Shoppers reassured over poultry productsMove follows bird flu outbreak in Suffolk
05 February 2007
The government has reassured shoppers that poultry products are completely safe following an outbreak of the potentially deadly H5N1 strain of bird flu.
Environment Minister Ben Bradshaw insisted there was ‘absolutely’ no risk from eating poultry products following the emergence of the virus at the Bernard Matthews farm in Holton, Suffolk.
Speaking on GMTV, he said: ‘When we had the scare last year in Cellardyke in Scotland, there was a very small dip in poultry consumption in this country but then it came back up.
‘The British consumers have proved themselves to be much more sensible and less hysterical than some in other countries because they know that there is absolutely no risk from eating poultry products.’
But chicken and turkey farmers and processors are bracing themselves for a backlash against poultry meat in Britain.
Industry figures appealed to consumers to heed advice from the Department for Environment, Food and Rural Affairs (Defra) which said no infected birds have entered the food chain.
Tom Copas, owner of Copas Traditional Turkeys, in Cookham, Berkshire, admitted some people may be reluctant to buy the meat at the height of the scare.
Mr Copas said: ‘It is the press of course that is putting up fears and making people concerned, but there is no sensible reason why they should be.
‘There are far more dangerous things in hospital. The public should concern themselves with those sorts of issues.’
Supermarkets moved quickly to reassure customers that turkey products were safe and the supply of them was unaffected.
A Tesco spokeswoman said the supermarket does not sell turkeys from the affected farm and all poultry products and eggs are unaffected.
She said: ‘The disease can in any event only be spread through direct contact with birds, and not through poultry products.’
An Asda spokesman said the supermarket does not stock birds from the affected farm. He added that bosses are closely monitoring the situation.
Morrisons said avian influenza is a disease of birds and only those in close contact with infected animals are at any risk.

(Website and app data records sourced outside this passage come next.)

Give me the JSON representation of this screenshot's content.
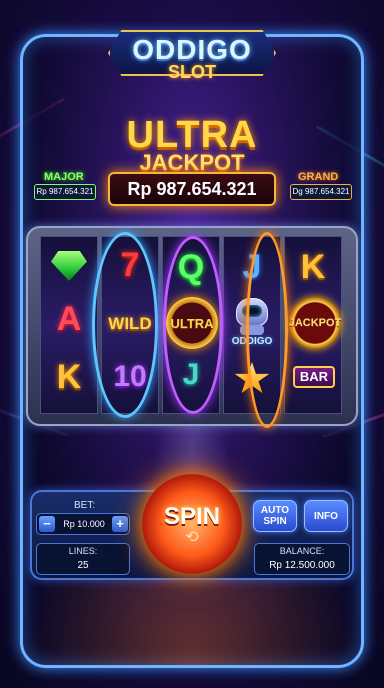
{
  "header": {
    "title": "ODDIGO",
    "subtitle": "SLOT"
  },
  "jackpot": {
    "title_line1": "ULTRA",
    "title_line2": "JACKPOT",
    "amount": "Rp 987.654.321",
    "major_label": "MAJOR",
    "major_amount": "Rp 987.654.321",
    "grand_label": "GRAND",
    "grand_amount": "Dg 987.654.321"
  },
  "reels": [
    {
      "symbols": [
        "gem-icon",
        "A",
        "K"
      ]
    },
    {
      "symbols": [
        "7",
        "WILD",
        "10"
      ]
    },
    {
      "symbols": [
        "Q",
        "ULTRA",
        "J"
      ]
    },
    {
      "symbols": [
        "J",
        "ODDIGO",
        "star-icon"
      ]
    },
    {
      "symbols": [
        "K",
        "JACKPOT",
        "BAR"
      ]
    }
  ],
  "symbol_labels": {
    "r1_row2": "A",
    "r1_row3": "K",
    "r2_row1": "7",
    "r2_row2": "WILD",
    "r2_row3": "10",
    "r3_row1": "Q",
    "r3_row2": "ULTRA",
    "r3_row3": "J",
    "r4_row1": "J",
    "r4_row2": "ODDIGO",
    "r5_row1": "K",
    "r5_row2": "JACKPOT",
    "r5_row3": "BAR"
  },
  "controls": {
    "bet_label": "BET:",
    "bet_value": "Rp 10.000",
    "minus": "−",
    "plus": "+",
    "lines_label": "LINES:",
    "lines_value": "25",
    "spin_label": "SPIN",
    "auto_spin_line1": "AUTO",
    "auto_spin_line2": "SPIN",
    "info_label": "INFO",
    "balance_label": "BALANCE:",
    "balance_value": "Rp 12.500.000"
  },
  "colors": {
    "frame": "#6fb6ff",
    "gold": "#ffd84a",
    "spin": "#ff5a1a"
  }
}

A Waitrose spokeswoman said: ‘Bird flu is not a food safety issue.’ She added that high standards of biosecurity are in place at all the company's farms.